╭─ DATA LISTING

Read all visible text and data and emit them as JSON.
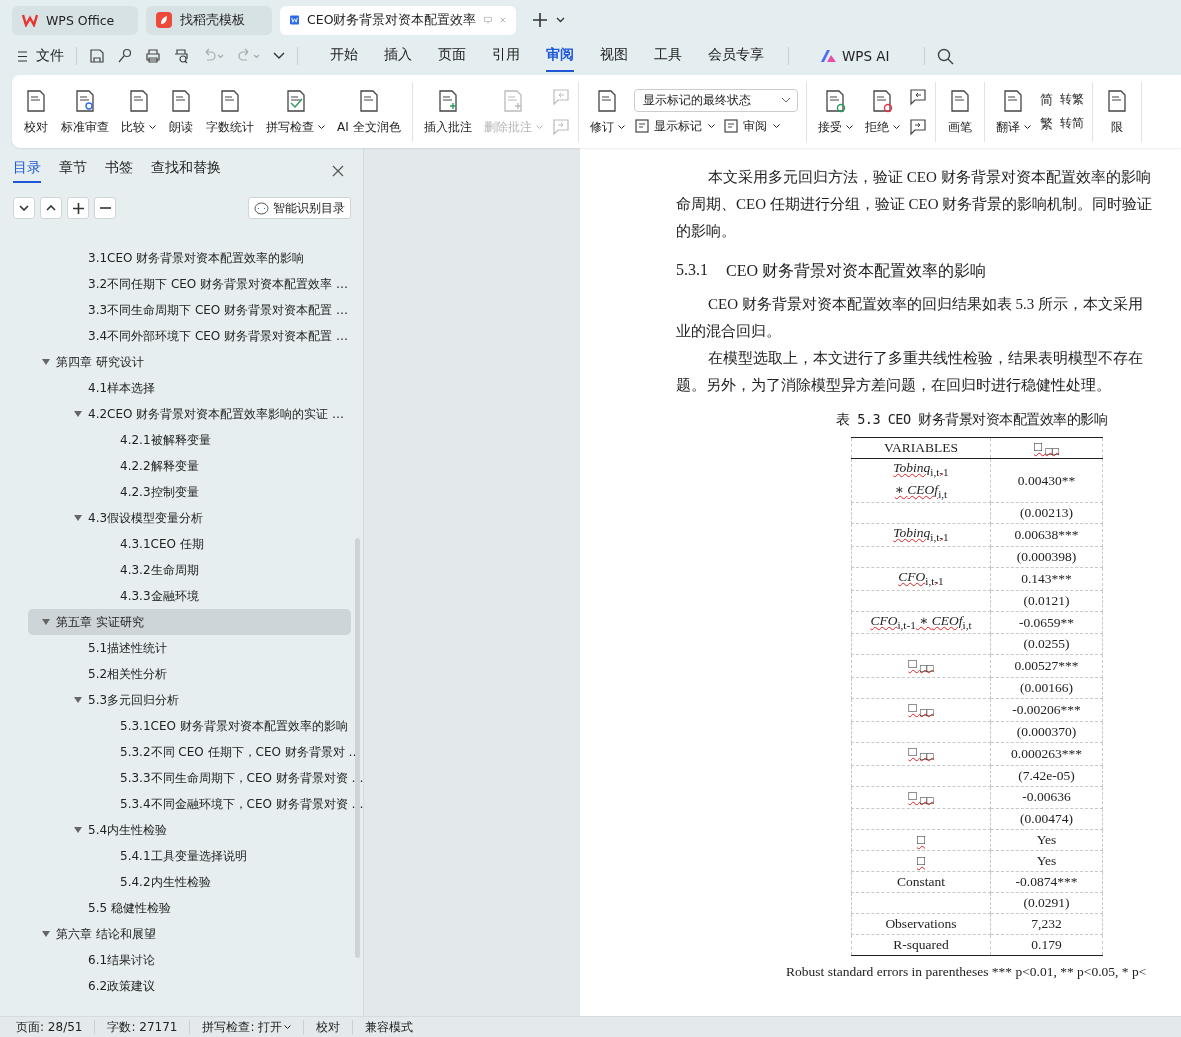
{
  "app_tabs": [
    {
      "label": "WPS Office",
      "selected": false
    },
    {
      "label": "找稻壳模板",
      "selected": false
    },
    {
      "label": "CEO财务背景对资本配置效率",
      "selected": true
    }
  ],
  "menu": {
    "file": "文件",
    "tabs": [
      {
        "label": "开始",
        "selected": false
      },
      {
        "label": "插入",
        "selected": false
      },
      {
        "label": "页面",
        "selected": false
      },
      {
        "label": "引用",
        "selected": false
      },
      {
        "label": "审阅",
        "selected": true
      },
      {
        "label": "视图",
        "selected": false
      },
      {
        "label": "工具",
        "selected": false
      },
      {
        "label": "会员专享",
        "selected": false
      }
    ],
    "ai": "WPS AI"
  },
  "ribbon": {
    "groups": [
      {
        "buttons": [
          {
            "label": "校对",
            "caret": false,
            "disabled": false
          },
          {
            "label": "标准审查",
            "caret": false,
            "disabled": false
          },
          {
            "label": "比较",
            "caret": true,
            "disabled": false
          },
          {
            "label": "朗读",
            "caret": false,
            "disabled": false
          },
          {
            "label": "字数统计",
            "caret": false,
            "disabled": false
          },
          {
            "label": "拼写检查",
            "caret": true,
            "disabled": false
          },
          {
            "label": "AI 全文润色",
            "caret": false,
            "disabled": false
          }
        ]
      },
      {
        "buttons": [
          {
            "label": "插入批注",
            "caret": false,
            "disabled": false
          },
          {
            "label": "删除批注",
            "caret": true,
            "disabled": true
          }
        ],
        "small_icons": [
          {
            "disabled": true
          },
          {
            "disabled": true
          }
        ]
      },
      {
        "buttons": [
          {
            "label": "修订",
            "caret": true,
            "disabled": false
          }
        ],
        "dropdown": "显示标记的最终状态",
        "small_buttons": [
          {
            "label": "显示标记"
          },
          {
            "label": "审阅"
          }
        ]
      },
      {
        "buttons": [
          {
            "label": "接受",
            "caret": true,
            "disabled": false
          },
          {
            "label": "拒绝",
            "caret": true,
            "disabled": false
          }
        ],
        "small_icons": [
          {
            "disabled": false
          },
          {
            "disabled": false
          }
        ]
      },
      {
        "buttons": [
          {
            "label": "画笔",
            "caret": false,
            "disabled": false
          }
        ]
      },
      {
        "buttons": [
          {
            "label": "翻译",
            "caret": true,
            "disabled": false
          }
        ],
        "convert": [
          {
            "glyph": "简",
            "label": "转繁"
          },
          {
            "glyph": "繁",
            "label": "转简"
          }
        ]
      },
      {
        "buttons": [
          {
            "label": "限",
            "caret": false,
            "disabled": false
          }
        ]
      }
    ]
  },
  "nav": {
    "tabs": [
      {
        "label": "目录",
        "selected": true
      },
      {
        "label": "章节",
        "selected": false
      },
      {
        "label": "书签",
        "selected": false
      },
      {
        "label": "查找和替换",
        "selected": false
      }
    ],
    "smart_button": "智能识别目录",
    "toc": [
      {
        "children": [
          {
            "label": "3.1CEO 财务背景对资本配置效率的影响",
            "selected": false
          },
          {
            "label": "3.2不同任期下 CEO 财务背景对资本配置效率 …",
            "selected": false
          },
          {
            "label": "3.3不同生命周期下 CEO 财务背景对资本配置 …",
            "selected": false
          },
          {
            "label": "3.4不同外部环境下 CEO 财务背景对资本配置 …",
            "selected": false
          }
        ]
      },
      {
        "label": "第四章 研究设计",
        "selected": false,
        "expanded": true,
        "children": [
          {
            "label": "4.1样本选择",
            "selected": false
          },
          {
            "label": "4.2CEO 财务背景对资本配置效率影响的实证 …",
            "selected": false,
            "expanded": true,
            "children": [
              {
                "label": "4.2.1被解释变量",
                "selected": false
              },
              {
                "label": "4.2.2解释变量",
                "selected": false
              },
              {
                "label": "4.2.3控制变量",
                "selected": false
              }
            ]
          },
          {
            "label": "4.3假设模型变量分析",
            "selected": false,
            "expanded": true,
            "children": [
              {
                "label": "4.3.1CEO 任期",
                "selected": false
              },
              {
                "label": "4.3.2生命周期",
                "selected": false
              },
              {
                "label": "4.3.3金融环境",
                "selected": false
              }
            ]
          }
        ]
      },
      {
        "label": "第五章 实证研究",
        "selected": true,
        "expanded": true,
        "children": [
          {
            "label": "5.1描述性统计",
            "selected": false
          },
          {
            "label": "5.2相关性分析",
            "selected": false
          },
          {
            "label": "5.3多元回归分析",
            "selected": false,
            "expanded": true,
            "children": [
              {
                "label": "5.3.1CEO 财务背景对资本配置效率的影响",
                "selected": false
              },
              {
                "label": "5.3.2不同 CEO 任期下，CEO 财务背景对 …",
                "selected": false
              },
              {
                "label": "5.3.3不同生命周期下，CEO 财务背景对资 …",
                "selected": false
              },
              {
                "label": "5.3.4不同金融环境下，CEO 财务背景对资 …",
                "selected": false
              }
            ]
          },
          {
            "label": "5.4内生性检验",
            "selected": false,
            "expanded": true,
            "children": [
              {
                "label": "5.4.1工具变量选择说明",
                "selected": false
              },
              {
                "label": "5.4.2内生性检验",
                "selected": false
              }
            ]
          },
          {
            "label": "5.5 稳健性检验",
            "selected": false
          }
        ]
      },
      {
        "label": "第六章 结论和展望",
        "selected": false,
        "expanded": true,
        "children": [
          {
            "label": "6.1结果讨论",
            "selected": false
          },
          {
            "label": "6.2政策建议",
            "selected": false
          }
        ]
      }
    ]
  },
  "document": {
    "blocks": [
      {
        "kind": "para",
        "lines": [
          "本文采用多元回归方法，验证 CEO 财务背景对资本配置效率的影响",
          "命周期、CEO 任期进行分组，验证 CEO 财务背景的影响机制。同时验证",
          "的影响。"
        ]
      },
      {
        "kind": "heading",
        "number": "5.3.1",
        "text": "CEO 财务背景对资本配置效率的影响"
      },
      {
        "kind": "para",
        "lines": [
          "CEO 财务背景对资本配置效率的回归结果如表 5.3 所示，本文采用",
          "业的混合回归。"
        ]
      },
      {
        "kind": "para",
        "lines": [
          "在模型选取上，本文进行了多重共线性检验，结果表明模型不存在",
          "题。另外，为了消除模型异方差问题，在回归时进行稳健性处理。"
        ]
      }
    ],
    "caption": "表 5.3 CEO 财务背景对资本配置效率的影响",
    "table": {
      "header": [
        "VARIABLES",
        "□ $_{□□}$"
      ],
      "rows": [
        {
          "variable": [
            "*Tobinq*$_{i,t-1}$",
            "∗ *CEOf*$_{i,t}$"
          ],
          "value": "0.00430**",
          "spell_flag": true
        },
        {
          "value": "(0.00213)"
        },
        {
          "variable": [
            "*Tobinq*$_{i,t-1}$"
          ],
          "value": "0.00638***",
          "spell_flag": true
        },
        {
          "value": "(0.000398)"
        },
        {
          "variable": [
            "*CFO*$_{i,t-1}$"
          ],
          "value": "0.143***",
          "spell_flag": true
        },
        {
          "value": "(0.0121)"
        },
        {
          "variable": [
            "*CFO*$_{i,t-1}$ ∗ *CEOf*$_{i,t}$"
          ],
          "value": "-0.0659**",
          "spell_flag": true
        },
        {
          "value": "(0.0255)"
        },
        {
          "variable": [
            "□ $_{□□}$"
          ],
          "value": "0.00527***",
          "spell_flag": true
        },
        {
          "value": "(0.00166)"
        },
        {
          "variable": [
            "□ $_{□□}$"
          ],
          "value": "-0.00206***",
          "spell_flag": true
        },
        {
          "value": "(0.000370)"
        },
        {
          "variable": [
            "□ $_{□□}$"
          ],
          "value": "0.000263***",
          "spell_flag": true
        },
        {
          "value": "(7.42e-05)"
        },
        {
          "variable": [
            "□ $_{□□}$"
          ],
          "value": "-0.00636",
          "spell_flag": true
        },
        {
          "value": "(0.00474)"
        },
        {
          "variable": [
            "□"
          ],
          "value": "Yes",
          "spell_flag": true
        },
        {
          "variable": [
            "□"
          ],
          "value": "Yes",
          "spell_flag": true
        },
        {
          "variable": [
            "Constant"
          ],
          "value": "-0.0874***",
          "spell_flag": false
        },
        {
          "value": "(0.0291)"
        },
        {
          "variable": [
            "Observations"
          ],
          "value": "7,232",
          "spell_flag": false
        },
        {
          "variable": [
            "R-squared"
          ],
          "value": "0.179",
          "spell_flag": false
        }
      ]
    },
    "note": "Robust standard errors in parentheses *** p<0.01, ** p<0.05, * p<"
  },
  "status_bar": [
    {
      "kind": "text",
      "label": "页面: 28/51"
    },
    {
      "kind": "text",
      "label": "字数: 27171"
    },
    {
      "kind": "menu",
      "label": "拼写检查: 打开"
    },
    {
      "kind": "text",
      "label": "校对"
    },
    {
      "kind": "text",
      "label": "兼容模式"
    }
  ]
}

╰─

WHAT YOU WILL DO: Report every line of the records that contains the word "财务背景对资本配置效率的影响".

ANSWER TO THE PROBLEM:
            "label": "3.1CEO 财务背景对资本配置效率的影响",
                "label": "5.3.1CEO 财务背景对资本配置效率的影响",
          "本文采用多元回归方法，验证 CEO 财务背景对资本配置效率的影响",
        "text": "CEO 财务背景对资本配置效率的影响"
    "caption": "表 5.3 CEO 财务背景对资本配置效率的影响",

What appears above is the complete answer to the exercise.